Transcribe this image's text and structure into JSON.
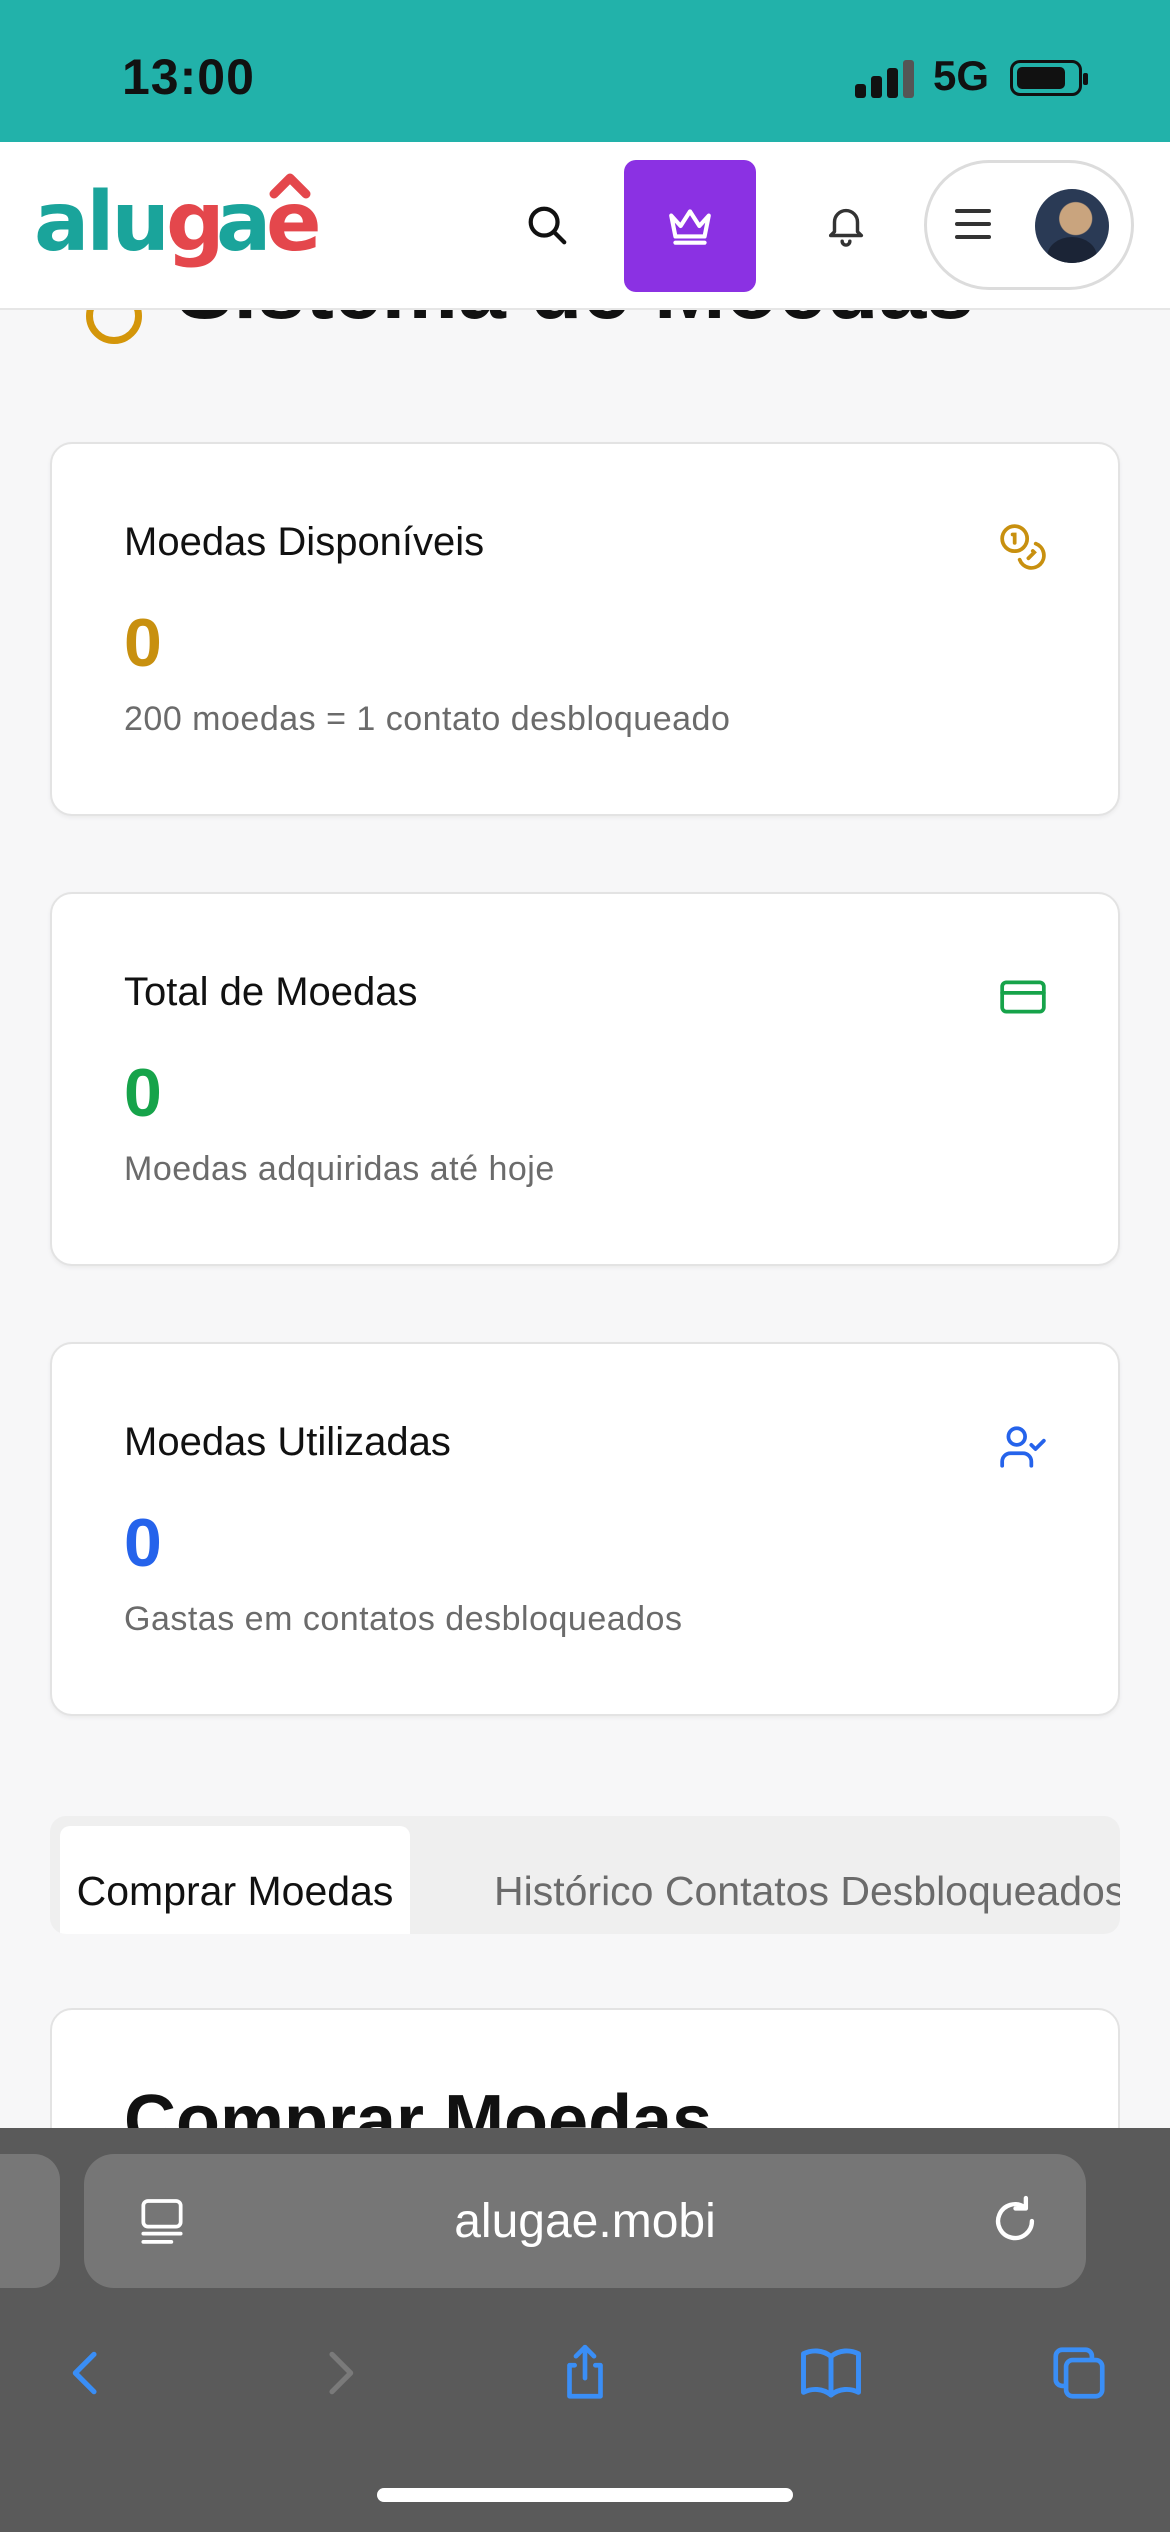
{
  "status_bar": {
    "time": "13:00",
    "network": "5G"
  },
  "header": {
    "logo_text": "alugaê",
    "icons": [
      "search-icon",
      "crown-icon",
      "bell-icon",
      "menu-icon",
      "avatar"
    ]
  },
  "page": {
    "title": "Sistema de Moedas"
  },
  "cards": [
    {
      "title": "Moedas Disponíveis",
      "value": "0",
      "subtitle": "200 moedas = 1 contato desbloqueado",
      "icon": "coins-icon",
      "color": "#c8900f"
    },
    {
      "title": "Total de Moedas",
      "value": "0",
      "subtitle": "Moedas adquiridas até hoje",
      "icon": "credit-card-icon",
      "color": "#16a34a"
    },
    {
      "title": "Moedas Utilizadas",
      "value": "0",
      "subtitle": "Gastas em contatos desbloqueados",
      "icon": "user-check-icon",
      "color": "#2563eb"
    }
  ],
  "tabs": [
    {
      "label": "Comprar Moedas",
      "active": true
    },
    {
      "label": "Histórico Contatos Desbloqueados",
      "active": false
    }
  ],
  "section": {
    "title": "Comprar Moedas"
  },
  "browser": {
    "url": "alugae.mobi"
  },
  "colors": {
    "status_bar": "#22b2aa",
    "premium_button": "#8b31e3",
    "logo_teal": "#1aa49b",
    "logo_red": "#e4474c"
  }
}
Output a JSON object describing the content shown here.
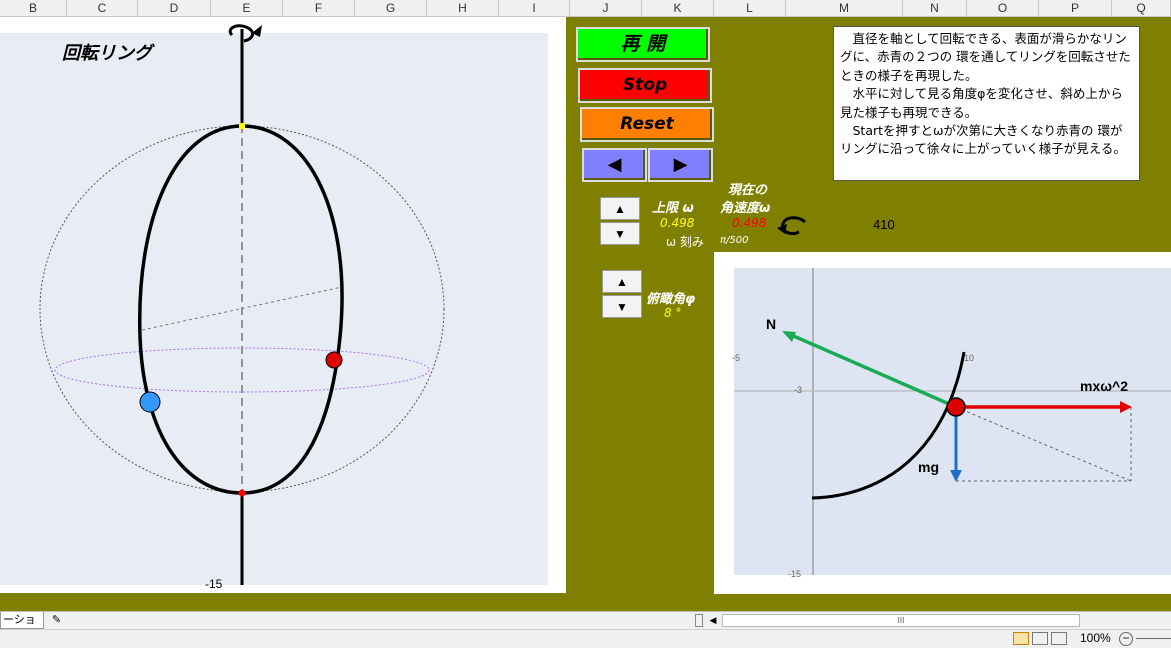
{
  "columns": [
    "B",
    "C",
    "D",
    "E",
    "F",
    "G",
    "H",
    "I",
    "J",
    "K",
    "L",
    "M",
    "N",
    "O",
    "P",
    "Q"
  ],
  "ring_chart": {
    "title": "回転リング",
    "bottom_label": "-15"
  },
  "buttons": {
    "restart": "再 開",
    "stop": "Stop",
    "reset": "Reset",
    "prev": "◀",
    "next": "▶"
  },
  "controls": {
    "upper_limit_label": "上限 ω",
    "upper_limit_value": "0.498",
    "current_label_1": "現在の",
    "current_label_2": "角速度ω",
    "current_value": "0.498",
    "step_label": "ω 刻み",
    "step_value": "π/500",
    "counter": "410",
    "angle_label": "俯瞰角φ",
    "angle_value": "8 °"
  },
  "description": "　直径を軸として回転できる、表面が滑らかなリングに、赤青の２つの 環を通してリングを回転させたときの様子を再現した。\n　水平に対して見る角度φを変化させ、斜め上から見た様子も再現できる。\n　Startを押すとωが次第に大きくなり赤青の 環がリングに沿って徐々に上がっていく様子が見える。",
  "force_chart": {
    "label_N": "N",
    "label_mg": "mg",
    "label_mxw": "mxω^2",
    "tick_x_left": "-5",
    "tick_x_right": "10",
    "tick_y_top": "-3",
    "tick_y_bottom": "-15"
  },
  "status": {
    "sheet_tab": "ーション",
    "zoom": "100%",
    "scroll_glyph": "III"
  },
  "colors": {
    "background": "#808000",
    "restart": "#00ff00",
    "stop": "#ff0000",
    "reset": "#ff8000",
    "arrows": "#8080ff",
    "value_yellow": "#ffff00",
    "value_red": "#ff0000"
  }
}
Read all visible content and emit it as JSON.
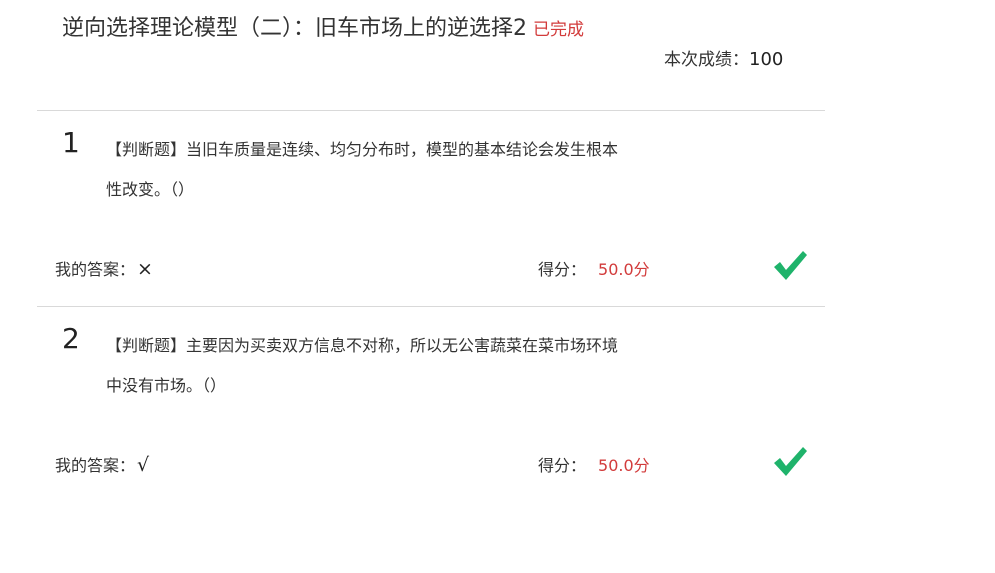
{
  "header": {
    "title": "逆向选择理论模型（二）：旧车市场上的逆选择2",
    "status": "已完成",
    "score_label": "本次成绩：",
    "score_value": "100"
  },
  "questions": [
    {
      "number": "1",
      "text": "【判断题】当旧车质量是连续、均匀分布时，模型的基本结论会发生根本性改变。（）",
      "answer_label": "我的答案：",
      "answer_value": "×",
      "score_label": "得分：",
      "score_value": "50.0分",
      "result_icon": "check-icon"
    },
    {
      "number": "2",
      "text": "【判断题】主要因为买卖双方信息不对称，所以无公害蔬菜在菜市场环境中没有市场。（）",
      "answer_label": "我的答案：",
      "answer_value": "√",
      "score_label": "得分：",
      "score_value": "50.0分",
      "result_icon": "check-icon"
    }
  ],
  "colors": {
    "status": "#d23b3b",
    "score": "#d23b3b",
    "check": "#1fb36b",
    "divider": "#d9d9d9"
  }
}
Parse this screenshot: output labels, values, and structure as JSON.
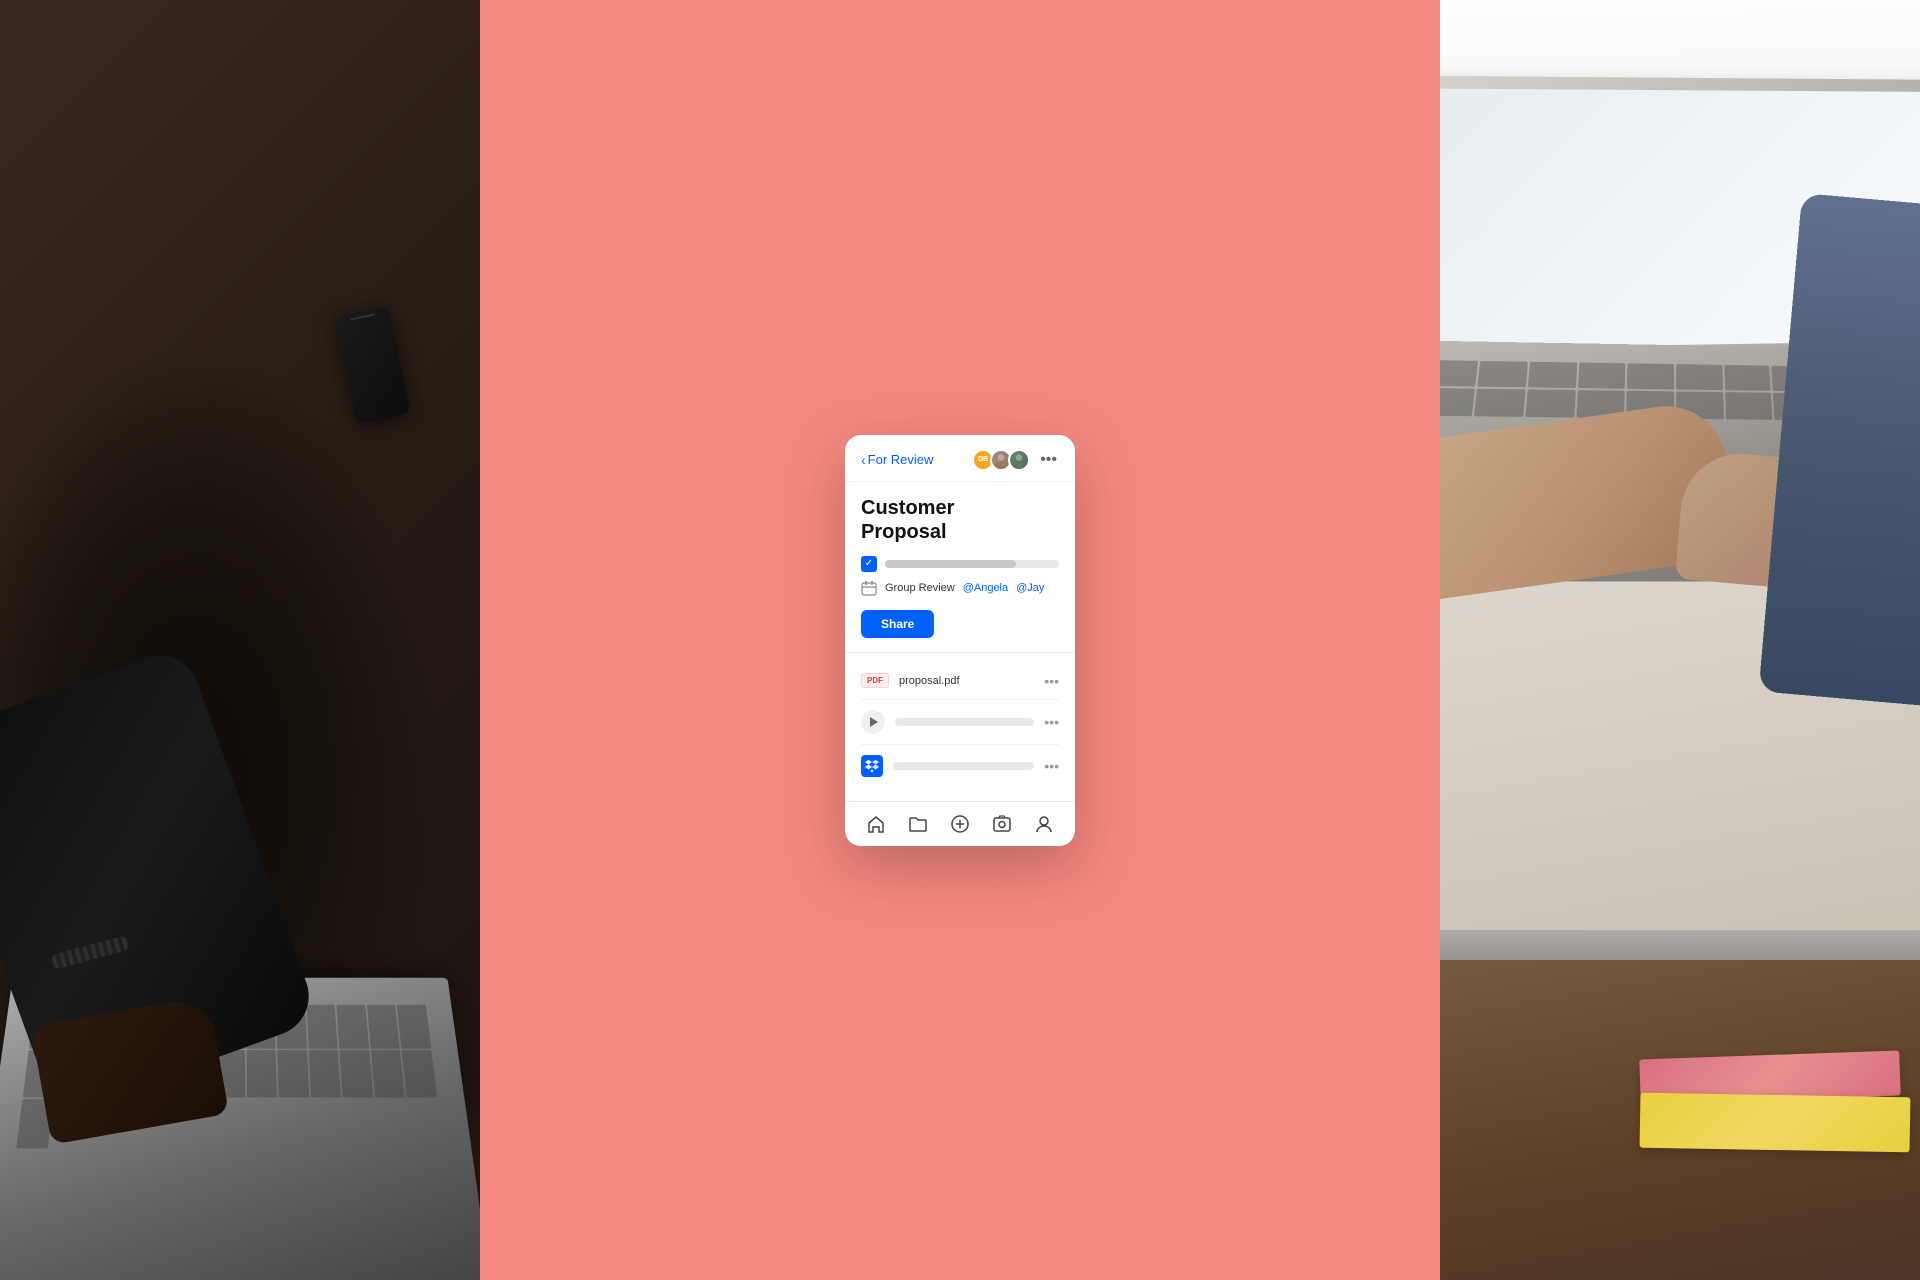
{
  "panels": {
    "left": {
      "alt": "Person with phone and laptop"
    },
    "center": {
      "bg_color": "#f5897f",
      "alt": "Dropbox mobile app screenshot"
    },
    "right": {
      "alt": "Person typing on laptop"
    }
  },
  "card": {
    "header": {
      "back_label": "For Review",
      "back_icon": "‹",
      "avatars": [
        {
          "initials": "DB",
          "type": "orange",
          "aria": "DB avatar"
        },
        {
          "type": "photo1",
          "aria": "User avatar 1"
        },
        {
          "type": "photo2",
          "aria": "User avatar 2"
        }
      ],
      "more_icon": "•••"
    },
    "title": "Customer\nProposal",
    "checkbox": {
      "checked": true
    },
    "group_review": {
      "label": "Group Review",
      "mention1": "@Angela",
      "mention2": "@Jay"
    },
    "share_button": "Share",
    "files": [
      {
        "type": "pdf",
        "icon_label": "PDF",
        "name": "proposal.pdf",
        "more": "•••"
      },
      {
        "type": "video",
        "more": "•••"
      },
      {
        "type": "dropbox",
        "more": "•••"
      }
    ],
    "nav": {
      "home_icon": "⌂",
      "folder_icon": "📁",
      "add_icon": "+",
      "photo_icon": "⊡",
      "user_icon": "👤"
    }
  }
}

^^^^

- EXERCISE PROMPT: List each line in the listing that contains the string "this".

- TASK RESULT:
Transcribe this image's text and structure into JSON.
Parse this screenshot: output labels, values, and structure as JSON.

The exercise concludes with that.